Segment Open

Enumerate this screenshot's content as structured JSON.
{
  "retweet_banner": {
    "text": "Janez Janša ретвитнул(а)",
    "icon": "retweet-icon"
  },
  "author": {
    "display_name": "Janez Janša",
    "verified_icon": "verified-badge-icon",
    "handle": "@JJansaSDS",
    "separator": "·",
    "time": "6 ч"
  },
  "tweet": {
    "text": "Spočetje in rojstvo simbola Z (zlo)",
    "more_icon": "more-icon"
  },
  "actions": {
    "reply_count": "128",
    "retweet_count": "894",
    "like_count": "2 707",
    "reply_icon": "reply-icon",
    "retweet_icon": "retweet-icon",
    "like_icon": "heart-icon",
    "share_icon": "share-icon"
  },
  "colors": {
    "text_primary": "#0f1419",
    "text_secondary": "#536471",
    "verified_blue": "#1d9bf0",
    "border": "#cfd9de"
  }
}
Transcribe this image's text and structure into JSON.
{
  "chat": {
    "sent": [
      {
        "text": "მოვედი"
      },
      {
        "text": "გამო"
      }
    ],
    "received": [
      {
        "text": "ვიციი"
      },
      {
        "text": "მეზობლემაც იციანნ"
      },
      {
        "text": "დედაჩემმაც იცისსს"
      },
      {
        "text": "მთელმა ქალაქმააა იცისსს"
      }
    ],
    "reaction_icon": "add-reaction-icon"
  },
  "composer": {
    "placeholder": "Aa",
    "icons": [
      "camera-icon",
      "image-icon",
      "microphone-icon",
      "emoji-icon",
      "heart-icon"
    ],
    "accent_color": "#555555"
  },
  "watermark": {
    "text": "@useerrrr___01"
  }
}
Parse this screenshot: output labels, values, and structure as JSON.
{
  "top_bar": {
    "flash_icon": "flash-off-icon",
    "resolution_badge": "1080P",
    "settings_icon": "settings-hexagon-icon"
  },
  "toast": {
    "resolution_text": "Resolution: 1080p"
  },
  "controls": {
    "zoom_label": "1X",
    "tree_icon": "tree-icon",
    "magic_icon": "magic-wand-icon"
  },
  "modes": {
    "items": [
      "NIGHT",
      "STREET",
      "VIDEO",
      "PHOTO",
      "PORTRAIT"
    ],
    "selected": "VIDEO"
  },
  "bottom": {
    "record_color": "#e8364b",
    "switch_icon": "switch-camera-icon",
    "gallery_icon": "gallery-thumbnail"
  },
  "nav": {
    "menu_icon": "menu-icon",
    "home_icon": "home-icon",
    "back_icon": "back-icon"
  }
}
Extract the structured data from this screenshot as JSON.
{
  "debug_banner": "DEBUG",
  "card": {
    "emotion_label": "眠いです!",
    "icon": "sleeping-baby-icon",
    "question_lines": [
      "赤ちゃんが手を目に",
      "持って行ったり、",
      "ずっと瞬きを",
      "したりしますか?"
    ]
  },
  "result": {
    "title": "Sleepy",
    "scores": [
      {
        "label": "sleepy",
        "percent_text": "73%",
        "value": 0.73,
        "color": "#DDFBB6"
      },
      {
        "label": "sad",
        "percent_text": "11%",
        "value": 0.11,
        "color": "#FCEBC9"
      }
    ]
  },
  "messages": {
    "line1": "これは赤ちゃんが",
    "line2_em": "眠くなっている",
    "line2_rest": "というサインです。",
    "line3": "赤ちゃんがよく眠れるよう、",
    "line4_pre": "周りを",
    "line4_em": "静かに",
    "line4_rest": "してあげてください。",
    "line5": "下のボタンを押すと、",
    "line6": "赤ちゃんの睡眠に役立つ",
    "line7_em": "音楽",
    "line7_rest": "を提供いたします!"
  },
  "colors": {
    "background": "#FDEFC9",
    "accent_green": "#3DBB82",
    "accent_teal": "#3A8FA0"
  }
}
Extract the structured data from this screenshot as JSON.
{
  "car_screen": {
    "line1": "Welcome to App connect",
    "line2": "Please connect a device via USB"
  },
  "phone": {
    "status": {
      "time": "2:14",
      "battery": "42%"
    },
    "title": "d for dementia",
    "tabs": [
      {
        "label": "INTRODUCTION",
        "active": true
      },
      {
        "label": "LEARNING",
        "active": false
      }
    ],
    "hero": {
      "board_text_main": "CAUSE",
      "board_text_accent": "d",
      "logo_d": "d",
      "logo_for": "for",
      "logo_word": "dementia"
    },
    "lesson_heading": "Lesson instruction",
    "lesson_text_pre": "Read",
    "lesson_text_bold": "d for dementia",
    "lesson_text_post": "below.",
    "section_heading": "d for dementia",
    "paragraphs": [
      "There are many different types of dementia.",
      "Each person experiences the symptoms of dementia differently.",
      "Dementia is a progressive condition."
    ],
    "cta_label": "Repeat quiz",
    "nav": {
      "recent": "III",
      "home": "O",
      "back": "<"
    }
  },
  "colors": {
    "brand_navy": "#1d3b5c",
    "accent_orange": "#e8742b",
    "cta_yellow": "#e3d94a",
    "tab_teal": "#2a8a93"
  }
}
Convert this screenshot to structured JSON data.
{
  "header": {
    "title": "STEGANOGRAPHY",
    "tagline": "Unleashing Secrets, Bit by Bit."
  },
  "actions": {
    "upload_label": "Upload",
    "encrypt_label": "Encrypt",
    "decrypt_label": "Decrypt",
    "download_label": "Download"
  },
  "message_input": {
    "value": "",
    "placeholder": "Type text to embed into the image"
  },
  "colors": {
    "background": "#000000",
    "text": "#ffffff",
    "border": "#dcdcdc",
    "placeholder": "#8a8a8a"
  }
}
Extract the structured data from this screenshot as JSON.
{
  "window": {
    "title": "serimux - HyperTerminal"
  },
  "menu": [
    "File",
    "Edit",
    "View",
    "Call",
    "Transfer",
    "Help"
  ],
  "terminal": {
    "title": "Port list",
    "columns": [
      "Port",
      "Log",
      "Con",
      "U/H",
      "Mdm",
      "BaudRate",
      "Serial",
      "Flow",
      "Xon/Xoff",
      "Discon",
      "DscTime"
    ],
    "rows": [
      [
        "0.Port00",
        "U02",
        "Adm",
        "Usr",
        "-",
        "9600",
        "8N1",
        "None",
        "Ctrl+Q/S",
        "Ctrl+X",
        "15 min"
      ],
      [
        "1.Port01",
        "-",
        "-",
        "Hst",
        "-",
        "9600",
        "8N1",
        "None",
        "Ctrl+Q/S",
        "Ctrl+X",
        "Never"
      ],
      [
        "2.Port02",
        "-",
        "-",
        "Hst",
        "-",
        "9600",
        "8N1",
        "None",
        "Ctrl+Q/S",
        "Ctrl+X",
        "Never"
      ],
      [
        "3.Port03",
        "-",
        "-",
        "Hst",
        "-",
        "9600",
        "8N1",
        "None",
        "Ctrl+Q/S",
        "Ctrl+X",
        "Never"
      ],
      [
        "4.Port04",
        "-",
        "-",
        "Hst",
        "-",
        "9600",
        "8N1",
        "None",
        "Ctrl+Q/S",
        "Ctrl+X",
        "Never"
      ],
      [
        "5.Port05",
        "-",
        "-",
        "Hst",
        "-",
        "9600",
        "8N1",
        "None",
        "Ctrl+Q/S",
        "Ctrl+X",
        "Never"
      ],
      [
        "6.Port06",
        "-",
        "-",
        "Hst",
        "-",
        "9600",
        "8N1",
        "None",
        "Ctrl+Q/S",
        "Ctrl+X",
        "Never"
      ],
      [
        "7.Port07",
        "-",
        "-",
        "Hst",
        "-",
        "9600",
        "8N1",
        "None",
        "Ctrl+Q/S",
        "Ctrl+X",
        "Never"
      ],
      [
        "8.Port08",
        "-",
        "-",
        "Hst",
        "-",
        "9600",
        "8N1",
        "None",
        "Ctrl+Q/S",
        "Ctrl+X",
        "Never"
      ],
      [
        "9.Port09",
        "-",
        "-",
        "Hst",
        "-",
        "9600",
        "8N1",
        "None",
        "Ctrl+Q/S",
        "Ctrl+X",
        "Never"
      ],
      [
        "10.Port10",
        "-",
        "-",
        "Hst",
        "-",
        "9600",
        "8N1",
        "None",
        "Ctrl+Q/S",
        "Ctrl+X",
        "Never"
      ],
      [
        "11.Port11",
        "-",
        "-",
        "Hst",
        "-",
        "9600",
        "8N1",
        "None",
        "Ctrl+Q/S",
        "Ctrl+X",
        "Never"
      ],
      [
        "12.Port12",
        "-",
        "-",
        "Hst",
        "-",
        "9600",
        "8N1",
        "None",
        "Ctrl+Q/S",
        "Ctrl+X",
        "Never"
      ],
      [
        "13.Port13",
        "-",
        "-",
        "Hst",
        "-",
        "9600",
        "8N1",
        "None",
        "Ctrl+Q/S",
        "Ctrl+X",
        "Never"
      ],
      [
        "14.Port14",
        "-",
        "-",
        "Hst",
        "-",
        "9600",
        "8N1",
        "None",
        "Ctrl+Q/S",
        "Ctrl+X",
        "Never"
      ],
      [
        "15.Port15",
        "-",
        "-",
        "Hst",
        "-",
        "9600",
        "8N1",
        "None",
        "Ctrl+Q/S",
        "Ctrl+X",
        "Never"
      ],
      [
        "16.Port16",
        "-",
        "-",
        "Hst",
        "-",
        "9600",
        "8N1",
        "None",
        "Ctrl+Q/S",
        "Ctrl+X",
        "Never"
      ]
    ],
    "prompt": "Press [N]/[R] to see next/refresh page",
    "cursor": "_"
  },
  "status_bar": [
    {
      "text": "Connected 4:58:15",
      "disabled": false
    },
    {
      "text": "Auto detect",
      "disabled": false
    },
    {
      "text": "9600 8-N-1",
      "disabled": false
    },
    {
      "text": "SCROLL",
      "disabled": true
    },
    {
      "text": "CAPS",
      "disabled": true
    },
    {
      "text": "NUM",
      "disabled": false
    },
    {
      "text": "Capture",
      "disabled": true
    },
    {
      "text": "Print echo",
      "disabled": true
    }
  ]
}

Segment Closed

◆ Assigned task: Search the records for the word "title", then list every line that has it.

◆ Answer for the task:
    "title": "Sleepy",
    "title": "d for dementia",
    "title": "STEGANOGRAPHY",
    "title": "serimux - HyperTerminal"
    "title": "Port list",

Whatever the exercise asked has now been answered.